#### [Problem requirements]
Return only those lines of the listing in which "number" appears.

#### [Dataset extract]

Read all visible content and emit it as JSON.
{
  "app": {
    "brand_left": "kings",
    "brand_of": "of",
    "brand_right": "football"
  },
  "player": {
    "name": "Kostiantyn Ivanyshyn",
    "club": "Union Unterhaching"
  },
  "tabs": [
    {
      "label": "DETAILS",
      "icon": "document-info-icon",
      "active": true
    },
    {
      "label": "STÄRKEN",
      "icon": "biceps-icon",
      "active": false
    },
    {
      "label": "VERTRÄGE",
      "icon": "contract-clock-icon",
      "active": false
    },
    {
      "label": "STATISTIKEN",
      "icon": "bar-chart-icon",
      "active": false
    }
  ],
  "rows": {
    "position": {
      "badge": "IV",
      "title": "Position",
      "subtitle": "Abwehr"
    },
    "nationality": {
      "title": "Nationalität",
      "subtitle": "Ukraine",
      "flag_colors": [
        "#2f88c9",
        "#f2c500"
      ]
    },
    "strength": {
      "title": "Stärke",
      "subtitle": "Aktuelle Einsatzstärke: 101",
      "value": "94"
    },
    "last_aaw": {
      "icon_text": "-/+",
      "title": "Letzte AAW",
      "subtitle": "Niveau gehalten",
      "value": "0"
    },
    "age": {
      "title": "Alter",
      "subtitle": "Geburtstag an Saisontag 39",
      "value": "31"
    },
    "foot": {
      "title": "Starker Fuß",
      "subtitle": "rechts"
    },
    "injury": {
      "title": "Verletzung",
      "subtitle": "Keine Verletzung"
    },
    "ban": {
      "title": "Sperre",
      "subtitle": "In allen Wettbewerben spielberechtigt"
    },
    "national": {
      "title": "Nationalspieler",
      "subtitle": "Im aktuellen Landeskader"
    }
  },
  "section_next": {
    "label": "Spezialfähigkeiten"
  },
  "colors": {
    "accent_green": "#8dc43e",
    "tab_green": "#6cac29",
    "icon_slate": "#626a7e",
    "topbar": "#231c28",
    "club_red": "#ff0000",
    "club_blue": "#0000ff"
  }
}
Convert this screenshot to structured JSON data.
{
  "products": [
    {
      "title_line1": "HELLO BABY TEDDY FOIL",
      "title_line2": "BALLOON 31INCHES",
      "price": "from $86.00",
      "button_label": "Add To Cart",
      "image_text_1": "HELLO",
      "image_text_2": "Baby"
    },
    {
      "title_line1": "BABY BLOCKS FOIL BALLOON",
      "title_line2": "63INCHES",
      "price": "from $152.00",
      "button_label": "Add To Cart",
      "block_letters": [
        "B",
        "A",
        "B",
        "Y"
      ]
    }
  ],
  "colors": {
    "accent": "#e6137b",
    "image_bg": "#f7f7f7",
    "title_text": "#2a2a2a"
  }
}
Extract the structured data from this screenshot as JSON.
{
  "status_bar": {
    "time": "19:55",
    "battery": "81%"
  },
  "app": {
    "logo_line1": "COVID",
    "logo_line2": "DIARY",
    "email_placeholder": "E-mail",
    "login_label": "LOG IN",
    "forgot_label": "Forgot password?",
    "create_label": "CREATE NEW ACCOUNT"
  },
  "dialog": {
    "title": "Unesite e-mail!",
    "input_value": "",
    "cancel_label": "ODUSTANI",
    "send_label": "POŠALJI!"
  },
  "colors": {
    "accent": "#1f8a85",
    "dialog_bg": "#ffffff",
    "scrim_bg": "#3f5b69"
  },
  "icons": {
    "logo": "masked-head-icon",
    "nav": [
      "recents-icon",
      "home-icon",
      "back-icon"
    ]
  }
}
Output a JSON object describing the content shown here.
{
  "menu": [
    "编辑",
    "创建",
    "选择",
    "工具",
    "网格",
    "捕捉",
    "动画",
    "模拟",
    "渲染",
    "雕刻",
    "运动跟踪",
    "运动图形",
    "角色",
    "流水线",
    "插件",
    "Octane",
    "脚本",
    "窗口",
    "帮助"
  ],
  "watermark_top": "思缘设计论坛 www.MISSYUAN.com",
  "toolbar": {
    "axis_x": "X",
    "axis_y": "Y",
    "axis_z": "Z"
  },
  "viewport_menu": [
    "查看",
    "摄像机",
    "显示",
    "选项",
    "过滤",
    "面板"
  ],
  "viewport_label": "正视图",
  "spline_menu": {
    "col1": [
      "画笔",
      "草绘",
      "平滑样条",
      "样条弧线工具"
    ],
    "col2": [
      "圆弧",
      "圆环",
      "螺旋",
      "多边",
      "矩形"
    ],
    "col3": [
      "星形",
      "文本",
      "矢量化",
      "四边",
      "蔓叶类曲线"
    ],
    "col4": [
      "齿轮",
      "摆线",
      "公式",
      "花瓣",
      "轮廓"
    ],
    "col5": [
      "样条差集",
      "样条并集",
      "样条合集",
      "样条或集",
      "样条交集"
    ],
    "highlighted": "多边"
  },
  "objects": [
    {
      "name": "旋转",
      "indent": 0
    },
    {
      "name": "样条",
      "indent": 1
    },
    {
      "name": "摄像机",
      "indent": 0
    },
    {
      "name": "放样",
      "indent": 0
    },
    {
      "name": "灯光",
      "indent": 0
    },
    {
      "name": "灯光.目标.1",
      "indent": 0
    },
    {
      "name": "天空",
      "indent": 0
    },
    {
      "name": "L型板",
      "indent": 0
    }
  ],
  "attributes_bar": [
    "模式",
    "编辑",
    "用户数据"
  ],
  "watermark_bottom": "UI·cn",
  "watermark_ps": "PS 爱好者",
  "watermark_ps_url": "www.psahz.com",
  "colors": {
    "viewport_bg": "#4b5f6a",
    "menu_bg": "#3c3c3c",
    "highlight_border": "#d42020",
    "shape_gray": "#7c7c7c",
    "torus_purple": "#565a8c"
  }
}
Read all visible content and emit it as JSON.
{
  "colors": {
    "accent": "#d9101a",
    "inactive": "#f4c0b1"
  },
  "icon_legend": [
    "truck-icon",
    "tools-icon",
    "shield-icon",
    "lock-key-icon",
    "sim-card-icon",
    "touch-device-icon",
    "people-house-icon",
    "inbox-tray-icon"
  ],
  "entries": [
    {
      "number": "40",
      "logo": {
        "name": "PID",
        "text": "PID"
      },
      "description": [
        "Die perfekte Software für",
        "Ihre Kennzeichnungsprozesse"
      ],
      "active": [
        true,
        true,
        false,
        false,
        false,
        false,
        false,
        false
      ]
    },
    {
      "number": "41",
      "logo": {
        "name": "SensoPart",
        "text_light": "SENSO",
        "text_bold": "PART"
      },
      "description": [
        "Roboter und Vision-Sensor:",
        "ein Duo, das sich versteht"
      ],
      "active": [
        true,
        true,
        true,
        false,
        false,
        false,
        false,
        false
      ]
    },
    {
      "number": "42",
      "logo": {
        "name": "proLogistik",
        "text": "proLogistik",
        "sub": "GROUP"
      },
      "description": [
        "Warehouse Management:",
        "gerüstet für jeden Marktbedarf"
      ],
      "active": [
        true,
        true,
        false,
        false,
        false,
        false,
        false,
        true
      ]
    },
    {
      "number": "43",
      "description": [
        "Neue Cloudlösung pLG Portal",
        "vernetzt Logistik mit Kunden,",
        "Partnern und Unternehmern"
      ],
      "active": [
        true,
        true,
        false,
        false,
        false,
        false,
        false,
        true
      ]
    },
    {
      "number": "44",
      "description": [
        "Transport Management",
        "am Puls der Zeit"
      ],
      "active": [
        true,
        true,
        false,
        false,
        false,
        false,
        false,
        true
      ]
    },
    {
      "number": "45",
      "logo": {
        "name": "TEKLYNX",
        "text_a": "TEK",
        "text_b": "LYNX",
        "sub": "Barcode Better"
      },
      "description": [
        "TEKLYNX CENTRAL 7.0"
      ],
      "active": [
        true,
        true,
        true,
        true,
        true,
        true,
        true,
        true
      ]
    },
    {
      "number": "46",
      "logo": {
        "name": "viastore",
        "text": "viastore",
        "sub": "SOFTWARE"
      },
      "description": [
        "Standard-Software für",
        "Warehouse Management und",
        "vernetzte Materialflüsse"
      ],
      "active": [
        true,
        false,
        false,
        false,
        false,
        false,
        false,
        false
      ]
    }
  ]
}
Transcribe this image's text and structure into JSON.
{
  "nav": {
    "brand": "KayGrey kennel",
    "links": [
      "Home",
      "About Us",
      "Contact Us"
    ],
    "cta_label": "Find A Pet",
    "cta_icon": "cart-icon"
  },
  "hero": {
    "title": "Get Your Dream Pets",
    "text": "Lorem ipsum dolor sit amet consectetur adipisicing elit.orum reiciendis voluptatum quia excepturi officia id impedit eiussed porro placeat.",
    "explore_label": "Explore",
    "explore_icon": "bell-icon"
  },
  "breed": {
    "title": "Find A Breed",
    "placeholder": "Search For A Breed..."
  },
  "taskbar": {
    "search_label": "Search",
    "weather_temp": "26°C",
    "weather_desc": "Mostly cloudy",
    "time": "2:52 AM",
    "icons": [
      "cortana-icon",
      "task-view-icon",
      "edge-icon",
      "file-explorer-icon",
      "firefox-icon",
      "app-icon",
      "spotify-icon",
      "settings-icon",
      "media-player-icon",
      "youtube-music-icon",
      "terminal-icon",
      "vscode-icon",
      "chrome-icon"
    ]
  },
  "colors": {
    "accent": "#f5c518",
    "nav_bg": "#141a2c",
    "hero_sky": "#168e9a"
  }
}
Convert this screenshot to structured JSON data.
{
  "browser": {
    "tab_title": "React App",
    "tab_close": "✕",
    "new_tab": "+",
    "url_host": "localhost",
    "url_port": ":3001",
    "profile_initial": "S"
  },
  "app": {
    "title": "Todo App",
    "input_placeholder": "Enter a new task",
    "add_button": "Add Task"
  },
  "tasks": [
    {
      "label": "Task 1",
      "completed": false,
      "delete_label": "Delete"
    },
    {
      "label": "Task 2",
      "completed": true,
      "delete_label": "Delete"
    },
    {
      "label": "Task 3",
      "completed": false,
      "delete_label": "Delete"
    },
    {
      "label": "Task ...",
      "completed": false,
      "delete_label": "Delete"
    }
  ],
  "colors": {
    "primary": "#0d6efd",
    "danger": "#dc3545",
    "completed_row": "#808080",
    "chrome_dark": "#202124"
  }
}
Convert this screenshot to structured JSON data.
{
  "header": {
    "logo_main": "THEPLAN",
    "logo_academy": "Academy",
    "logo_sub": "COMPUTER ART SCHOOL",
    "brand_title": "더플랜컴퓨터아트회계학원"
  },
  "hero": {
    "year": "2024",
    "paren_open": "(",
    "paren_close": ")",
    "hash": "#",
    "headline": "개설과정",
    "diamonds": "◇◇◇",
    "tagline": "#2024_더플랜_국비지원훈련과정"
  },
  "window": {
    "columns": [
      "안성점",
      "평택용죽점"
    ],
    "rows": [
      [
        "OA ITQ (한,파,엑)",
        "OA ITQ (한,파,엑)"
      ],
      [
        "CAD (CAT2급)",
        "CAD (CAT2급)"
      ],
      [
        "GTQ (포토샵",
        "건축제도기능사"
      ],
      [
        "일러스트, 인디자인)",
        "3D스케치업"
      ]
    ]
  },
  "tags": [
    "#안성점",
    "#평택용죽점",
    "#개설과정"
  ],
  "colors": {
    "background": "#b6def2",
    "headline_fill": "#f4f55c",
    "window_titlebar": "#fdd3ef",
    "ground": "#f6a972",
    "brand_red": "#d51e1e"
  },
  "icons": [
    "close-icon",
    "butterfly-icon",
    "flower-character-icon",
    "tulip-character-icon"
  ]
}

#### [Answer for this exercise]
      "number": "40",
      "number": "41",
      "number": "42",
      "number": "43",
      "number": "44",
      "number": "45",
      "number": "46",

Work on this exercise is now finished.